Urine examination and culture, Multistix: More than 10 leukocytes per high-power field is indicative of infection. Nitrites and leukocytes are tested on Multistix also.
Stool examination by microscopy: Parasites and blood are indicative of dysentery.
Albumin: Although not useful for diagnosis, it is a guide to prognosis; if albumin is lower than 35 g/L, protein synthesis is massively impaired.
HIV test: HIV test should not be routinely performed; if completed, it should be accompanied by counseling of the child’s parents and the result should be confidential.
Electrolytes: Measuring electrolytes is rarely helpful and it may lead to inappropriate therapy. Hyponatremia is a significant finding.
- Radiological examinations are rarely used for the same reasons as the laboratory examinations.
- Thoracic radiography can show a pulmonary infection despite lack of clinical signs, a primary tuberculosis lesion, cardiomegaly, or signs of rachitism.
If severe marasmus is left untreated, it can cause death due to infection, electrolyte imbalance, heart failure, or hypothermia. Clinical treatment for marasmus includes the following steps:
This step involves rehydration. This can be done by injecting a rehydrating solution into your vein or by orally feeding it to you. You may also be given antibiotics and medicines to treat underlying infections or diseases. Children are generally nursed in a warm room as they may be cold due to hypothermia.
This step involves gradual feeding to improve the levels of nutrients in your body. Your doctor will start by feeding you some milk or formula mixed with water. You will also receive a rehydrating solution containing electrolytes, amino acids, glucose, vitamins, and minerals by mouth or by vein.
Nutritional rehabilitation and follow-up
This step involves increasing your nutrient intake through a protein and energy-rich diet. The nutrients help your body repair and grow normally. It also helps you restore your optimal weight and height over time.
Once your symptoms have gone and you recover, you must stick to a balanced and nutrient-rich diet to stay healthy. This is also good advice to follow even if you aren’t at risk of malnutrition.
- The best way to prevent marasmus is to have an adequate intake of calories and protein, preferably from a healthful, well-balanced diet.
- Foods rich in protein, such as skimmed milk, fish, eggs, and nuts are ideal for energy and growth, though any protein and calorie-rich food can be used to prevent marasmus, depending on what is available.
- Vegetables and fruits are essential for providing other nutrients and minerals and for preventing vitamin deficiencies. People can also take supplements, but they may be less effective than foods in delivering nutrients.
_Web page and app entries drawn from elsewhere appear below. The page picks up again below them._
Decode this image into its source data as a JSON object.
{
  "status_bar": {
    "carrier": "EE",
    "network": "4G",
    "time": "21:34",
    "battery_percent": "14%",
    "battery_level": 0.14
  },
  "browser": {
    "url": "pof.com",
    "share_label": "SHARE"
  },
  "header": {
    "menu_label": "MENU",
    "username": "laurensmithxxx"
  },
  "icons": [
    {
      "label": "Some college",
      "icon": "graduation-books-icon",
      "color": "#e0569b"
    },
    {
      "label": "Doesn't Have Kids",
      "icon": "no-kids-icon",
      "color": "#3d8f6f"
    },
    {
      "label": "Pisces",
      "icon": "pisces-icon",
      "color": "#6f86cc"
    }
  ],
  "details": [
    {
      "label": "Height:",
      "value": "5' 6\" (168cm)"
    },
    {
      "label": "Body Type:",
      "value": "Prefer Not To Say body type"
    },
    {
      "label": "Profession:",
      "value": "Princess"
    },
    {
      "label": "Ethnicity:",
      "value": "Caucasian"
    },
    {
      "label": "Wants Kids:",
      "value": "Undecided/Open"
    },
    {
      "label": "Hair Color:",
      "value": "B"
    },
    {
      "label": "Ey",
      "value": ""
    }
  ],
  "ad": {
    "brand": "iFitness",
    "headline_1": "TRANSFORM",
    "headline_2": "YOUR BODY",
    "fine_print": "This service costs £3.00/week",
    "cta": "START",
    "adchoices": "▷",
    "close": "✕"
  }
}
- A person who has recovered or is recovering from marasmus should take care to avoid complications, including dehydration and diarrhea.
Sanitation and hygiene
- Good sanitation and hygiene can play a role in marasmus, especially in places where there is not a regular supply of healthful food and clean water.
- Poor sanitation and hygiene can lead to infections that can worsen the symptoms of marasmus and other types of malnutrition and make it harder to recover.
- Cooking foods at high heat to destroy bacteria can help, as can freezing food and reheating it before eating.
- Boiling water before drinking, cooking, or bathing in areas where clean water is difficult to access is essential to prevent spreading waterborne diseases.
- Breastfeeding infants for 6 months can help protect them from nutritional difficulties, especially in places where food is short.